Task to carry out: Copy the data that follows exactly. Include no pictures.

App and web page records
-*-

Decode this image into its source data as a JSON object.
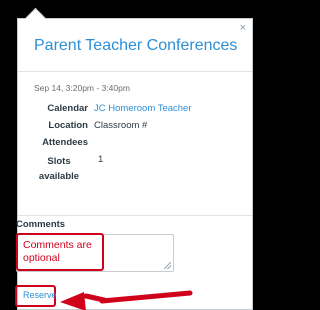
{
  "popup": {
    "close_glyph": "×",
    "title": "Parent Teacher Conferences",
    "datetime": "Sep 14, 3:20pm - 3:40pm",
    "calendar": {
      "label": "Calendar",
      "value": "JC Homeroom Teacher"
    },
    "location": {
      "label": "Location",
      "value": "Classroom #"
    },
    "attendees": {
      "label": "Attendees"
    },
    "slots": {
      "label": "Slots available",
      "value": "1"
    },
    "comments": {
      "label": "Comments",
      "value": ""
    },
    "reserve_label": "Reserve"
  },
  "annotation": {
    "callout_text": "Comments are optional"
  },
  "colors": {
    "accent": "#2d8fd5",
    "annotation": "#d0021b",
    "background": "#000000"
  }
}
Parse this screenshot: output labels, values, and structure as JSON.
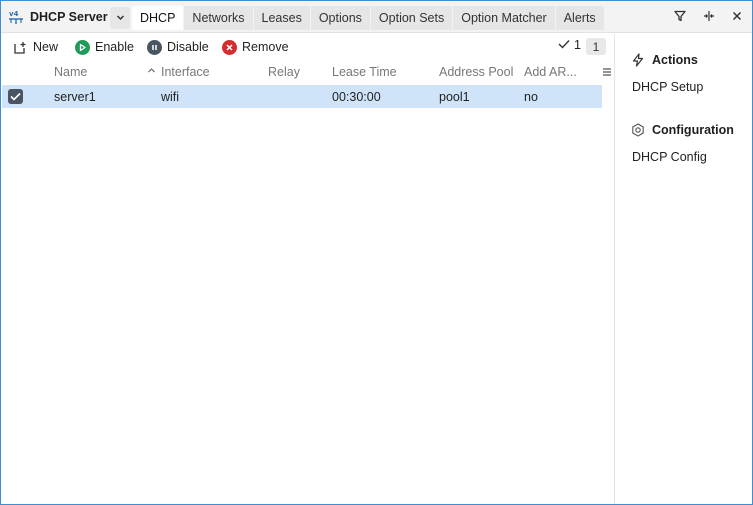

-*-

Task solution:
Decode this image into its source data as a JSON object.
{
  "popup": {
    "close_glyph": "×",
    "title": "Parent Teacher Conferences",
    "datetime": "Sep 14, 3:20pm - 3:40pm",
    "calendar": {
      "label": "Calendar",
      "value": "JC Homeroom Teacher"
    },
    "location": {
      "label": "Location",
      "value": "Classroom #"
    },
    "attendees": {
      "label": "Attendees"
    },
    "slots": {
      "label": "Slots available",
      "value": "1"
    },
    "comments": {
      "label": "Comments",
      "value": ""
    },
    "reserve_label": "Reserve"
  },
  "annotation": {
    "callout_text": "Comments are optional"
  },
  "colors": {
    "accent": "#2d8fd5",
    "annotation": "#d0021b",
    "background": "#000000"
  }
}
Parse this screenshot: output labels, values, and structure as JSON.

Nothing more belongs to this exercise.